Efficiency and effectiveness in the provision of health services to the public has encouraged the government to invite the private sector to partner in the sector. Partnership between the public and private sector can prove to be a way to leverage vital skills and expertise in the technology and management aspects and this in turn reflect positively in terms of improving quality in the health system. It is also believed that governments always fail to provide quality health care, this is attributed to the bureaucracies which are inefficient and non responsive to needs of the public.
On the other hand, private mechanisms are said to be effective and efficient and concentrate on quality and wide service delivery even for people who could not have otherwise benefited from the service from the government. Both private organizations and the government can attain benefits from the partnerships which include improved services, cost effectiveness and reducing and sharing of risks (Venkat & Björkman, 2009).

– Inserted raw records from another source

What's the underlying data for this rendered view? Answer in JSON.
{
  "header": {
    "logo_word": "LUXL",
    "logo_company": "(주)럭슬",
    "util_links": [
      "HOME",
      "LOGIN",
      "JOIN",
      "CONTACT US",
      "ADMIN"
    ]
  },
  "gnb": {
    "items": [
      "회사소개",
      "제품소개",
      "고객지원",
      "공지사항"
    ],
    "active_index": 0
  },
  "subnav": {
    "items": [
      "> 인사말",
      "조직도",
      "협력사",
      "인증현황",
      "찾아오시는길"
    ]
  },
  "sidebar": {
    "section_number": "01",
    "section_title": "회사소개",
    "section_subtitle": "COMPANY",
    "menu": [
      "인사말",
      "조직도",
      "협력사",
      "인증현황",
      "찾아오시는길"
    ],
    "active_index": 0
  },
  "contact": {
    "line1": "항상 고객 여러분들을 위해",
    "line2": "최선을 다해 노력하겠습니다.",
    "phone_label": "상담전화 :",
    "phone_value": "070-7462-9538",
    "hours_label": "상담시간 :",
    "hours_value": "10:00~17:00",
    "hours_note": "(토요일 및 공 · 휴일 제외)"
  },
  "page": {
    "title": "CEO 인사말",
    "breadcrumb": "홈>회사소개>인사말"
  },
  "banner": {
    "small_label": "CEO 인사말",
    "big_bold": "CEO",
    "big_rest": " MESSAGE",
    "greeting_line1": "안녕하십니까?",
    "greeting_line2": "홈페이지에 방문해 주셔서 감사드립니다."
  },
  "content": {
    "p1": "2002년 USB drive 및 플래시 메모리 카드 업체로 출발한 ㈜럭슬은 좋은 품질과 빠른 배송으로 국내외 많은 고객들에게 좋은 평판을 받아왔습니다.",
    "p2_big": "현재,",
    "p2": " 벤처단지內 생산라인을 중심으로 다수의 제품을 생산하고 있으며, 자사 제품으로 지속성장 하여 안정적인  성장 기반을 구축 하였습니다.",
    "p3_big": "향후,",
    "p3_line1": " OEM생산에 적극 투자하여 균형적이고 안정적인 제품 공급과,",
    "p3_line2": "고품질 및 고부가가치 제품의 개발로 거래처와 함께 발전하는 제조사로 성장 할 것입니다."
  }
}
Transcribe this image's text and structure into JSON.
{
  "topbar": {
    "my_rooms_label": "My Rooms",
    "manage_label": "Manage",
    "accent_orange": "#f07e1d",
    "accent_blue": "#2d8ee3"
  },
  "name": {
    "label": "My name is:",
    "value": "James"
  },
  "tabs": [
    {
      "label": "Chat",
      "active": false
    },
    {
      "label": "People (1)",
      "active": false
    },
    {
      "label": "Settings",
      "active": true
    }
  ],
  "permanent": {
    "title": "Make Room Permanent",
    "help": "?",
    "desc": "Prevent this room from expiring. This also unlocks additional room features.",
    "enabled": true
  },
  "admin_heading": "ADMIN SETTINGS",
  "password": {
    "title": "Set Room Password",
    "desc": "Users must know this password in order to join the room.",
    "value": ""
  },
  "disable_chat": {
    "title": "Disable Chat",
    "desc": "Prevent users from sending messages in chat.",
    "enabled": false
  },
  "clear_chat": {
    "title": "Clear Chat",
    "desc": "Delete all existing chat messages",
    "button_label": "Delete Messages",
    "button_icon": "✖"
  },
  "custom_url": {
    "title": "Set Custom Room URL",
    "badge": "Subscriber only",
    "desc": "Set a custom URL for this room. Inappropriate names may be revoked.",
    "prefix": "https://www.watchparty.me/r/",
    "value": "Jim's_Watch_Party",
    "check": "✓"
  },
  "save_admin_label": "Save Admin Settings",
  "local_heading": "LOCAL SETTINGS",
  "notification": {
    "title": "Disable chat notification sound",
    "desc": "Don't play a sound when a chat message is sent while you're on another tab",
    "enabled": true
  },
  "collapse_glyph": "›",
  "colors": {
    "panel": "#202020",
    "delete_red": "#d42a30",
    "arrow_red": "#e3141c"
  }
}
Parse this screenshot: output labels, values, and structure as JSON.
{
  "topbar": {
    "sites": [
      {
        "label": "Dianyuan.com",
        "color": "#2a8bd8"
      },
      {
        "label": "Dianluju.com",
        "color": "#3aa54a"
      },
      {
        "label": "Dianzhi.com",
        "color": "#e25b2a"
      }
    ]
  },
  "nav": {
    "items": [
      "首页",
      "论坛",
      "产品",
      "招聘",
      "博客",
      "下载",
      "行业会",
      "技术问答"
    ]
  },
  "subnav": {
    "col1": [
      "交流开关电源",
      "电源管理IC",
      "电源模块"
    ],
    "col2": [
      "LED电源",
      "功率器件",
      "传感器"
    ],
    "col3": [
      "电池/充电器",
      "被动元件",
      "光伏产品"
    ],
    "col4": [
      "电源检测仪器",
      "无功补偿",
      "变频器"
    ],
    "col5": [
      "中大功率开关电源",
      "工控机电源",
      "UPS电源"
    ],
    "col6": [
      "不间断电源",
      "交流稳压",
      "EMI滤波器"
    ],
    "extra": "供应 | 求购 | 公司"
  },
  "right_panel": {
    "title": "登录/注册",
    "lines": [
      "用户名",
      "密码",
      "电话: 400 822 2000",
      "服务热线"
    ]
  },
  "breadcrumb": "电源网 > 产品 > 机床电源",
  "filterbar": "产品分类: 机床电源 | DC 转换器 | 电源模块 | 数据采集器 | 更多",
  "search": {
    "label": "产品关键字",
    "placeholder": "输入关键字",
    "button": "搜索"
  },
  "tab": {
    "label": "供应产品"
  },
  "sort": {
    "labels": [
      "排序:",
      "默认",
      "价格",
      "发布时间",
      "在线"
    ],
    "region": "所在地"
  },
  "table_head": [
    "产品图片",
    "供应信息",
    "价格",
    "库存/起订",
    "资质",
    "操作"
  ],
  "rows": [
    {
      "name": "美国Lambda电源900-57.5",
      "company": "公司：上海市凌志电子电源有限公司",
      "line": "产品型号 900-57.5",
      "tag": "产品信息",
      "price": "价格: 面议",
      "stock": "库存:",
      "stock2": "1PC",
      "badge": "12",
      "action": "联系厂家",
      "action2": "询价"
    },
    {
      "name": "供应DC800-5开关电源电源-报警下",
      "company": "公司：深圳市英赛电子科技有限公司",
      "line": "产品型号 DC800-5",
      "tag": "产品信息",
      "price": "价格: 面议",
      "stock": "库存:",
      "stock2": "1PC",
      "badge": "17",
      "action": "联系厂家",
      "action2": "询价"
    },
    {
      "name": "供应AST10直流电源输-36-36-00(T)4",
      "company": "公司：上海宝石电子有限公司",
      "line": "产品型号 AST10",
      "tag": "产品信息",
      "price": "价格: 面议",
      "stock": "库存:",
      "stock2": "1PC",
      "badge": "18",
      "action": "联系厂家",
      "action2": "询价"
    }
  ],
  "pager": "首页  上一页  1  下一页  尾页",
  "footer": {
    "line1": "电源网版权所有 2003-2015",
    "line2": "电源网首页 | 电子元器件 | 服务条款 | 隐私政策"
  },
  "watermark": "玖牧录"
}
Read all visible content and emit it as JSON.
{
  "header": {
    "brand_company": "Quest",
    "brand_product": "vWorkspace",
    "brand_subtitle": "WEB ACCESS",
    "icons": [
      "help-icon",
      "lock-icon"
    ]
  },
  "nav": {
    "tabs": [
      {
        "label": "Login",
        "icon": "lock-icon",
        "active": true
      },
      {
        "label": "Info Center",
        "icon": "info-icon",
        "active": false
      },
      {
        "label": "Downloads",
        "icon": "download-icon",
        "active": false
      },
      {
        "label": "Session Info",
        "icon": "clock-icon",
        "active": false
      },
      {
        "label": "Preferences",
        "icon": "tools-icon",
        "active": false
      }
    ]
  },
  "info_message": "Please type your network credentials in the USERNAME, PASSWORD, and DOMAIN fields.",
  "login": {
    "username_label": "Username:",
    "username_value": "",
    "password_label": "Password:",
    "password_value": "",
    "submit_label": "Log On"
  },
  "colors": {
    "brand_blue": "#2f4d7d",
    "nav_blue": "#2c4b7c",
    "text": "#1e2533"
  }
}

In the quest for efficiency, the government contracts private practitioners to set up the infrastructure and offer managerial counsel on the health care strategies since the government may be constrained in terms of resources and manpower.All in all the government remains the overseer of all private activities and is the ultimate policy maker and ensure needs of the public are met.
At times government operated health schemes may fail to reach the needy population maybe because of political favourism and marginalization hence some areas are neglected, with a private partnership, these people can access health care as they deserve and hence improve on efficiency of the service.
On the other hand, government may fail to regulate the private sector on this and this leads to rogue and uncontrolled private practitioners and hence the aspect of efficiency is brought to question. The government may also give too much freedom to the private sector and this may bring out opportunistic tendencies and this will lead to variations in price and this may lock the poor people out of the national health system (Burnett, 2007). Nevertheless, the back rests on the government for a successful health service project, they should set performance standards, legislation and regulation for the private sector and advocate for strict adherence.